The reality for us is that grieving will be hard, but that it will never end. Unless Daniel is coming back to us, we must deal with his physical absence from here until our own passings. Yes, there will be a time where grieving is less acute, but it will never end. Adopting will not change that grief, it cannot. No child can substitute or pinch hit for another, whether biological or otherwise. Wanting to adopt came from being grateful to God for four wonderful biological children, and especially for Daniel, who has always been a wonderful joy to all of us, including his siblings. Adopting was about being open to providing a home, security, and the chance for an education to one of the 123,000 children who languish in the US foster care system. Although there are few in our own state, California, Texas and Florida have many available children, mostly over age 11, and many are teenagers. There is risk involved. Many of these children are removed from unbelievably terrible circumstances similar to those in the proverbial Third World,and are left with nightmares,learning disabilities, irrational fears, post traumatic stress disorder, or overt psychiatric diagnoses. Adoption was also about making our own remaining time on Earth as productive as it could be. Daniel was never a fan of waste. If we live forty more years, when what would we have done with it?
I can't completely account for why we were allowed to do what is so rarely permitted. I know that during the interviews we told them that we understood that Daniel was gone, and that we would love him, grieve him and miss him here on Earth forever. We also believed strongly that human life is short, and although after raising four biological children,we did not feel up to raising an available sibling group, we did feel a calling to help just one child. It had not been our idea to adopt someone nine months older than Daniel, but when we were ultimately matched with a child who decided to come to us, whom we call James for the purpose of this blog.The worker who placed James with us, had also lost one of her children. She understood that perhaps our grief and loss of Daniel would place us in a unique position of understanding, in terms of understanding perhaps that Jameses grief at the loss of his own biological family, would be a permanent and long lasting grief as well.I believe that we have learned that in adoption, as in life, that every decision and situation, needs to be made on an individual basis. There can be few effective generalities.

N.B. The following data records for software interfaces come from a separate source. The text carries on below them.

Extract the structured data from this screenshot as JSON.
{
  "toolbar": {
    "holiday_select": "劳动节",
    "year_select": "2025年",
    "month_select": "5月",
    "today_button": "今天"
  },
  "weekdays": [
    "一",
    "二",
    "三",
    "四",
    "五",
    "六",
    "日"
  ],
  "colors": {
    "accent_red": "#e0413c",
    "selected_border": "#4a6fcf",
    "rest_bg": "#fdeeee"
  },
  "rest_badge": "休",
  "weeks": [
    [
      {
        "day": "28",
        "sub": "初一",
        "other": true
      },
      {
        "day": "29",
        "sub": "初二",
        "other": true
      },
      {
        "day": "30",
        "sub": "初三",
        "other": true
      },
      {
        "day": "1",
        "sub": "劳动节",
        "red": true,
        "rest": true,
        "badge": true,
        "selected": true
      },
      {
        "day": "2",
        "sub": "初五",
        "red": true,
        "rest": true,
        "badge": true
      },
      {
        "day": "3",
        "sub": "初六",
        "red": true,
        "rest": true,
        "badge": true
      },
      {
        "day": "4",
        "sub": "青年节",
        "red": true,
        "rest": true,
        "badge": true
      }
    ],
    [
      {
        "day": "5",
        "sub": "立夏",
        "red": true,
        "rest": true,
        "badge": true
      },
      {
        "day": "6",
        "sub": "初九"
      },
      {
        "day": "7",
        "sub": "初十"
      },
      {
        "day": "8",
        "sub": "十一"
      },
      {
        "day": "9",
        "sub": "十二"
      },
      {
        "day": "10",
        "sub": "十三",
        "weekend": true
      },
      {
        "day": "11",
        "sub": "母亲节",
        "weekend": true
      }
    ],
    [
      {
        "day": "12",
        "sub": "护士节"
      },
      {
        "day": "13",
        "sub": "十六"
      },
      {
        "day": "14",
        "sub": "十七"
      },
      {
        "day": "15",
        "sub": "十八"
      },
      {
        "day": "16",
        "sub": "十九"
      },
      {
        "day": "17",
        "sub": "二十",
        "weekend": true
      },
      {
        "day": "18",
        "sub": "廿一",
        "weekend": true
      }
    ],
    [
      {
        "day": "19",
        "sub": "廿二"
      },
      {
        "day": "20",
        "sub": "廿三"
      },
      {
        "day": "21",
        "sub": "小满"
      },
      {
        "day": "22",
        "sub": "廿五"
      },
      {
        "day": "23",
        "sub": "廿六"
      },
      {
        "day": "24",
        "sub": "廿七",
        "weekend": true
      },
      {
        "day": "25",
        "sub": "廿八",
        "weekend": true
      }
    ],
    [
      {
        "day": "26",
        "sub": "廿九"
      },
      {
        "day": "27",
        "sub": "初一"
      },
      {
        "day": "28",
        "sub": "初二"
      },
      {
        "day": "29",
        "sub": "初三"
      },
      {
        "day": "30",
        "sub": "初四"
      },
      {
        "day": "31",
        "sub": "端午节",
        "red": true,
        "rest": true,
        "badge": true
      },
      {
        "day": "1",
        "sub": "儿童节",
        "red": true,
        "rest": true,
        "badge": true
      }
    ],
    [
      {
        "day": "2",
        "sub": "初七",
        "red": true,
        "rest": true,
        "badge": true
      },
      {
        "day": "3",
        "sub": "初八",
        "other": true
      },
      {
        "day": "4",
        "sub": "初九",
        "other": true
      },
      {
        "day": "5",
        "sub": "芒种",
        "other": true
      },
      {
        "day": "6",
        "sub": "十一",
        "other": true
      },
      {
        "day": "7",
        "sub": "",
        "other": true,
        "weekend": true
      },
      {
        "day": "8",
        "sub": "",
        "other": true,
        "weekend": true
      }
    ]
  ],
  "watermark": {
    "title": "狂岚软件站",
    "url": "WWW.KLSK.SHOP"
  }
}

A year after Jameses placement, I can say that he is a kind and decent person. The grief of missing Daniel washes over me quite regularly. James provides another outlet, another chance to love and raise someone, who is quite different than Daniel ever was. Sometimes,when we are doing something that only James would want to do, I can almost hear Daniel laughing loudly, and saying, "Mom, I knew he would give you quite a run for your money !" James is not always what I would consider "grateful", as few children are. He does like us, have a modicum of respect for us, and who knows, perhaps love will grow. In life, whether your child is biological or adopted, there are no guarantees.